- [TASK]:
Would you please copy every line below that includes the string "collapse"?

[Website and app data records]
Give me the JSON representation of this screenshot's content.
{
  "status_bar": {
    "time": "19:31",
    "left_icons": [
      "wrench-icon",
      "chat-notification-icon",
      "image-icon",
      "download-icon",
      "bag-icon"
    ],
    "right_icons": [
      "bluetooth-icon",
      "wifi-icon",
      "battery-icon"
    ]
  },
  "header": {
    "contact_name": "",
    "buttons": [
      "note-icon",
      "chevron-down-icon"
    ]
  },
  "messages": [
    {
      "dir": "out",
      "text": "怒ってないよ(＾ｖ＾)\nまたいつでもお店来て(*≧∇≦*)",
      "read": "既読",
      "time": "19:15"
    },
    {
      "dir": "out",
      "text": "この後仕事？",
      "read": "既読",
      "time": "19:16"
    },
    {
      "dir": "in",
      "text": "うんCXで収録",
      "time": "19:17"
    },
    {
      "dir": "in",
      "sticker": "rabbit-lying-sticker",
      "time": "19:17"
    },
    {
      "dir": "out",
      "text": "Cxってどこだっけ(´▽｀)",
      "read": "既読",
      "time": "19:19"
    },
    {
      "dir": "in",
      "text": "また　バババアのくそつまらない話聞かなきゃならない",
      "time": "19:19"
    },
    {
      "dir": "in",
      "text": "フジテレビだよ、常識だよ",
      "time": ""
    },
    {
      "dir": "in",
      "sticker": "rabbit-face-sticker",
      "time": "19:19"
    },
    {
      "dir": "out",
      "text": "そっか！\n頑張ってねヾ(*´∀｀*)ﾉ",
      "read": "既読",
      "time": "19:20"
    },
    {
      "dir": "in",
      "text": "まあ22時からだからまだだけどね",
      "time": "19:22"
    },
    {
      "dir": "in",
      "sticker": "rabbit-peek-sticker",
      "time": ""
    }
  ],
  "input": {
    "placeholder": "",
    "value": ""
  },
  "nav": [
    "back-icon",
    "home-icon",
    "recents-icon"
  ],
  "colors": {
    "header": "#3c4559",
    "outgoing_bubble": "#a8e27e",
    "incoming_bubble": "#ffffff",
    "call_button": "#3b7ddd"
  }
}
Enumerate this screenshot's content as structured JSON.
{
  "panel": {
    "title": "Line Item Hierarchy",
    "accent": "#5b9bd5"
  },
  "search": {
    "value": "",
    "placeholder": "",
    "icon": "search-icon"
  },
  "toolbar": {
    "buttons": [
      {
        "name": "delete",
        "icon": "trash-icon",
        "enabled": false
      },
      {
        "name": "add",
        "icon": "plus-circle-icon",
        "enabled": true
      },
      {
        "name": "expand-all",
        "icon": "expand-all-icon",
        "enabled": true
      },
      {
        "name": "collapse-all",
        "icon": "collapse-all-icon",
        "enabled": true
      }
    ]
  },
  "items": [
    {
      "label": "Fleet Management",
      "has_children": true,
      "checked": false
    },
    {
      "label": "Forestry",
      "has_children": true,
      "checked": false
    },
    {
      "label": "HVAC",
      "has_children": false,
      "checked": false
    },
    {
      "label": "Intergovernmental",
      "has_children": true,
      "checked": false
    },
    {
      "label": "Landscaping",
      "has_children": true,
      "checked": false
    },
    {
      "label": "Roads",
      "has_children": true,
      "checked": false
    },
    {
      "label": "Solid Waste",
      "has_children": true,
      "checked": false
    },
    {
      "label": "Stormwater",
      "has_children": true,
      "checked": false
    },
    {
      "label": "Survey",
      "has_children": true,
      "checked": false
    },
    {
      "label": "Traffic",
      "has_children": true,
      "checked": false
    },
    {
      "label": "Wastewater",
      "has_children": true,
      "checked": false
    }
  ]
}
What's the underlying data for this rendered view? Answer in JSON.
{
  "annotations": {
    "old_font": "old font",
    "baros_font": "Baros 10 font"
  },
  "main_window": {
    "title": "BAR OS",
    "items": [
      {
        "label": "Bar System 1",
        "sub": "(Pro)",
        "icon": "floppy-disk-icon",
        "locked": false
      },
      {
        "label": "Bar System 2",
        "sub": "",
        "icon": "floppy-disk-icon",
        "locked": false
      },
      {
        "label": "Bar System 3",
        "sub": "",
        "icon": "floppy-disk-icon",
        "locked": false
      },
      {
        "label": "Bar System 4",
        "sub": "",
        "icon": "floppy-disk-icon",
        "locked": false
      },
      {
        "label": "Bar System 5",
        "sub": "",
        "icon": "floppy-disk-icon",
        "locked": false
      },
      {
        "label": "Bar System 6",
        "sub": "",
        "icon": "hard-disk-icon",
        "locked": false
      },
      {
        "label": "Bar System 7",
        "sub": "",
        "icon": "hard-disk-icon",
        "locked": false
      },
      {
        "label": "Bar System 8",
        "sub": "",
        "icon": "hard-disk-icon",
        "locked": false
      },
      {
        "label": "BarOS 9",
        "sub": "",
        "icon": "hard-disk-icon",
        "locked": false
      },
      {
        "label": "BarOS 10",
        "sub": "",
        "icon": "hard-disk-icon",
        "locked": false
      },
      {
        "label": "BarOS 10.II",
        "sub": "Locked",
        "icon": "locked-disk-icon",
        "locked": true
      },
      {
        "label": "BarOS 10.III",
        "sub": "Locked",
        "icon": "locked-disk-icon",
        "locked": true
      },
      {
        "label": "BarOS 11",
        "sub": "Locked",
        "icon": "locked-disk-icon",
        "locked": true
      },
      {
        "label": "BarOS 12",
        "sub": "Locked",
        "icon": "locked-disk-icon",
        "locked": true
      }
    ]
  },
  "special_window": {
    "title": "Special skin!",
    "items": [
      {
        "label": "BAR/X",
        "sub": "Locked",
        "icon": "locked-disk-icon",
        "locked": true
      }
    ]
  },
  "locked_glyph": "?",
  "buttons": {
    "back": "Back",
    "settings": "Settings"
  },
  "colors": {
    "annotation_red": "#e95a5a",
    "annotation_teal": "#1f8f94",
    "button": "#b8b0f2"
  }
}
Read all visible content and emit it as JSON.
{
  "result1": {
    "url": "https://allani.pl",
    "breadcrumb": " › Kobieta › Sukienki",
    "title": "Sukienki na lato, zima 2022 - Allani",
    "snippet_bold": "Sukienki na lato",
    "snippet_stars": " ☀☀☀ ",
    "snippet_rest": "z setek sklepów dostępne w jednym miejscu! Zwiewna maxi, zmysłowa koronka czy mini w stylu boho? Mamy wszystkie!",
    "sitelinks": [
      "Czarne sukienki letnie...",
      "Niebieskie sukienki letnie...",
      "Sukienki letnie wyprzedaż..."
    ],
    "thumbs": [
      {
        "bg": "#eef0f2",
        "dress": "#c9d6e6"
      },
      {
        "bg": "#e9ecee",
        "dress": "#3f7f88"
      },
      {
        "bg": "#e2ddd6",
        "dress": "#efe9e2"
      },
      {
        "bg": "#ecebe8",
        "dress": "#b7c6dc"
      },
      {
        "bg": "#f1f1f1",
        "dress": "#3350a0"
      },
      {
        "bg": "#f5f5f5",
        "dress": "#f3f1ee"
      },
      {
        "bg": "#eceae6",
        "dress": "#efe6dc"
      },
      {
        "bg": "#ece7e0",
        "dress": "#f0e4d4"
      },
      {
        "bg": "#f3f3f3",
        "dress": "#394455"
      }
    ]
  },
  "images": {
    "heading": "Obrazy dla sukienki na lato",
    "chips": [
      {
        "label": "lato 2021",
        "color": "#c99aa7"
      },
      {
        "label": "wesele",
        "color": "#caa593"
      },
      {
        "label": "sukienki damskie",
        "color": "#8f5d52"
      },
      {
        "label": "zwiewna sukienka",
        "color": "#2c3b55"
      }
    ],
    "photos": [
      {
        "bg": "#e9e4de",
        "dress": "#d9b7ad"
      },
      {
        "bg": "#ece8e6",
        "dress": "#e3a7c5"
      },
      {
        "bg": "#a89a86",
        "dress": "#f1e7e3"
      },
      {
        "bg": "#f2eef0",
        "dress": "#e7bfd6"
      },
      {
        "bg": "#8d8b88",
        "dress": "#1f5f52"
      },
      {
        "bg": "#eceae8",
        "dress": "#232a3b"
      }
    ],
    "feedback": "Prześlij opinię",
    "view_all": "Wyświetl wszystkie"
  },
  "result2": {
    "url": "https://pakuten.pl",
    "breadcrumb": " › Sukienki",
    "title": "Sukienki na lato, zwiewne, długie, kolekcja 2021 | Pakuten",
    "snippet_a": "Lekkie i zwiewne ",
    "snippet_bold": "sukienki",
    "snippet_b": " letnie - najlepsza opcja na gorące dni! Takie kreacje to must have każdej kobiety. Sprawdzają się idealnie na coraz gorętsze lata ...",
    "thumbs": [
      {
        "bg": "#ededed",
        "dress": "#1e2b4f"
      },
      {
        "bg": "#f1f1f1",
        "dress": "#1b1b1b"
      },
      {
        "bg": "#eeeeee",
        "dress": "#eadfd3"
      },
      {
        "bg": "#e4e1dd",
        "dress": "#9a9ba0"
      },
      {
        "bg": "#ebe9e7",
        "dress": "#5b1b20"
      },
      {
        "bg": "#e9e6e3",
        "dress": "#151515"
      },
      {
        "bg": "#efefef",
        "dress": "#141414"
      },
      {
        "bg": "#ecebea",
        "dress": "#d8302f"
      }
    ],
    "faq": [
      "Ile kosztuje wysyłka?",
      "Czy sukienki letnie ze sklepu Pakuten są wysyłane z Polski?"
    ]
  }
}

- [TASK RESULT]:
        "name": "collapse-all",
        "icon": "collapse-all-icon",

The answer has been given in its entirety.